About this task
The full set of records below is to be reproduced without a single alteration.

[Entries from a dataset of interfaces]
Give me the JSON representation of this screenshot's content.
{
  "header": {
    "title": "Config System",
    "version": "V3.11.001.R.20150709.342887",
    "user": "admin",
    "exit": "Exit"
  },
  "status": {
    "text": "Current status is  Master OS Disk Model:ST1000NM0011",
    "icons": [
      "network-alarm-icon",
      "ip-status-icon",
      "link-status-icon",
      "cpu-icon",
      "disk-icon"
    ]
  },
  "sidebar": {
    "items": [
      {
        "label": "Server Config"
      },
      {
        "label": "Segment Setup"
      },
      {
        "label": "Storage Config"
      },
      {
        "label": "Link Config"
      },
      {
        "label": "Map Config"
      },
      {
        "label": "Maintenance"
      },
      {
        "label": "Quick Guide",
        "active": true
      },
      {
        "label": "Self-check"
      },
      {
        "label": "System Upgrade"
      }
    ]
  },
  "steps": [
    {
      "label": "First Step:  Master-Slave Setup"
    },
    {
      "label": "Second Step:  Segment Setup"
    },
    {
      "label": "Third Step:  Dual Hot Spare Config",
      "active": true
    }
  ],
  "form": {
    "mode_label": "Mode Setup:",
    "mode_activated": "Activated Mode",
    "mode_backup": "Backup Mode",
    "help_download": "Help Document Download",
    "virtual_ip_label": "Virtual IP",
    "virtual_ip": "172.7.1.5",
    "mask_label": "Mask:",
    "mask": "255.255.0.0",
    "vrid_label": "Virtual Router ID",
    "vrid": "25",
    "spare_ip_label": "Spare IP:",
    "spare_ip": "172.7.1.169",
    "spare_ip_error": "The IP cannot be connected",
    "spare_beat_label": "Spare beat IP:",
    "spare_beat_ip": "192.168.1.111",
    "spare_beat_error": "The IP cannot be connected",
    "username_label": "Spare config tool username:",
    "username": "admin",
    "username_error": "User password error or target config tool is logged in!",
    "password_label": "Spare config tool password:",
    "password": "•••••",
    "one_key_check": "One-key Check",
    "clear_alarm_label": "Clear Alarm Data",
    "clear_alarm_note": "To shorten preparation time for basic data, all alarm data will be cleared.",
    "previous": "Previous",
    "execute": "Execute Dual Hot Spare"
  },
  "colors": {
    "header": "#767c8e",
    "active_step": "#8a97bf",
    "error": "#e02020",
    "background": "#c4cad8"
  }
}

Output
Give me the JSON representation of this screenshot's content.
{
  "header": {
    "title": "Config System",
    "version": "V3.11.001.R.20150709.342887",
    "user": "admin",
    "exit": "Exit"
  },
  "status": {
    "text": "Current status is  Master OS Disk Model:ST1000NM0011",
    "icons": [
      "network-alarm-icon",
      "ip-status-icon",
      "link-status-icon",
      "cpu-icon",
      "disk-icon"
    ]
  },
  "sidebar": {
    "items": [
      {
        "label": "Server Config"
      },
      {
        "label": "Segment Setup"
      },
      {
        "label": "Storage Config"
      },
      {
        "label": "Link Config"
      },
      {
        "label": "Map Config"
      },
      {
        "label": "Maintenance"
      },
      {
        "label": "Quick Guide",
        "active": true
      },
      {
        "label": "Self-check"
      },
      {
        "label": "System Upgrade"
      }
    ]
  },
  "steps": [
    {
      "label": "First Step:  Master-Slave Setup"
    },
    {
      "label": "Second Step:  Segment Setup"
    },
    {
      "label": "Third Step:  Dual Hot Spare Config",
      "active": true
    }
  ],
  "form": {
    "mode_label": "Mode Setup:",
    "mode_activated": "Activated Mode",
    "mode_backup": "Backup Mode",
    "help_download": "Help Document Download",
    "virtual_ip_label": "Virtual IP",
    "virtual_ip": "172.7.1.5",
    "mask_label": "Mask:",
    "mask": "255.255.0.0",
    "vrid_label": "Virtual Router ID",
    "vrid": "25",
    "spare_ip_label": "Spare IP:",
    "spare_ip": "172.7.1.169",
    "spare_ip_error": "The IP cannot be connected",
    "spare_beat_label": "Spare beat IP:",
    "spare_beat_ip": "192.168.1.111",
    "spare_beat_error": "The IP cannot be connected",
    "username_label": "Spare config tool username:",
    "username": "admin",
    "username_error": "User password error or target config tool is logged in!",
    "password_label": "Spare config tool password:",
    "password": "•••••",
    "one_key_check": "One-key Check",
    "clear_alarm_label": "Clear Alarm Data",
    "clear_alarm_note": "To shorten preparation time for basic data, all alarm data will be cleared.",
    "previous": "Previous",
    "execute": "Execute Dual Hot Spare"
  },
  "colors": {
    "header": "#767c8e",
    "active_step": "#8a97bf",
    "error": "#e02020",
    "background": "#c4cad8"
  }
}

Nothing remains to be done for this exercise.